Any language entered into a contract or addendum should be thoroughly vetted by your organization’s legal department. Robust TPRMP’s will have defined boilerplate clauses for inclusion into contracts and utilize them where appropriate. Some language to consider includes Service Level Agreements (SLA’s), “right to audit” clauses, breach notification and incident response requirements, and termination procedures. Additionally, organizations should consider adding security addendums that detail the specific security requirements that it expects third parties to maintain (i.e. risk assessments and management, specific network requirements, business continuity and disaster recovery plans, use of subcontractors).
Organizations should bear in mind that it is their data and systems that are at risk and as such, should mandate third parties to maintain a security posture that is consistent with their risk rating and level of criticality. Strong TPRMP’s, where appropriate, will require third parties to secure their systems/data at levels commensurate with their own organization’s security requirements.
Monitoring and Review
Just like any risk assessment, third-party risk assessments are not “one and done”. Organizations should continually monitor their third parties for any changes to the risk environment. At minimum, third parties should be reviewed on an annual basis, or with any large change (i.e. change in scope of relationship). This review process should include a re-assessment, again based on criticality, and in some cases may warrant an on-site visit. In addition to further assessments, organizations should evaluate compliance with contractual obligations.
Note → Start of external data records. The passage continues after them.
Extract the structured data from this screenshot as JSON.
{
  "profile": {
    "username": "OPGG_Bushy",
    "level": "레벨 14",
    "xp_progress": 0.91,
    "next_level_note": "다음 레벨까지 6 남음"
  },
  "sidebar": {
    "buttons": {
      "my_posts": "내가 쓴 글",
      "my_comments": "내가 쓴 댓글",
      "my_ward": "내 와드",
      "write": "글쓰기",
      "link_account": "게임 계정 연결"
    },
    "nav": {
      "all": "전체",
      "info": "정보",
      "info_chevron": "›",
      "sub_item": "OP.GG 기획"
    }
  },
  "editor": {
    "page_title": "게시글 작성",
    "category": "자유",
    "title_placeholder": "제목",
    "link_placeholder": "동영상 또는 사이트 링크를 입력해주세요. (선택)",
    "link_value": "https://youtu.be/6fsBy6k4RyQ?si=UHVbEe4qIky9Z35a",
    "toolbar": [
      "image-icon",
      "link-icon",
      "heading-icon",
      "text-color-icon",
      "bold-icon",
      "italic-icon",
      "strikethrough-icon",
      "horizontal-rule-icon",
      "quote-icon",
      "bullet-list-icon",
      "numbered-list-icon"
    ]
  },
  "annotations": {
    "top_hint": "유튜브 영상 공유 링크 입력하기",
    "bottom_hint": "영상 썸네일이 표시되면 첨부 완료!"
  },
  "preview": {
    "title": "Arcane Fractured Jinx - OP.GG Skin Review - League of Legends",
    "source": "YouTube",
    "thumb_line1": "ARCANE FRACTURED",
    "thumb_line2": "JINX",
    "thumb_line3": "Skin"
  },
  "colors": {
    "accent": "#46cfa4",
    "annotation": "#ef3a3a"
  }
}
Increasingly, regulators and the public are holding companies responsible for managing the cyber risks created by vendors and supply chain providers. The adage, “You can outsource the work, but you can’t outsource responsibility” has never been so true. At the end of the day, an organization can only mitigate (or accept, transfer, avoid) risks that it is aware of. It takes a third-party risk management program to fully understand the risks that third parties can introduce.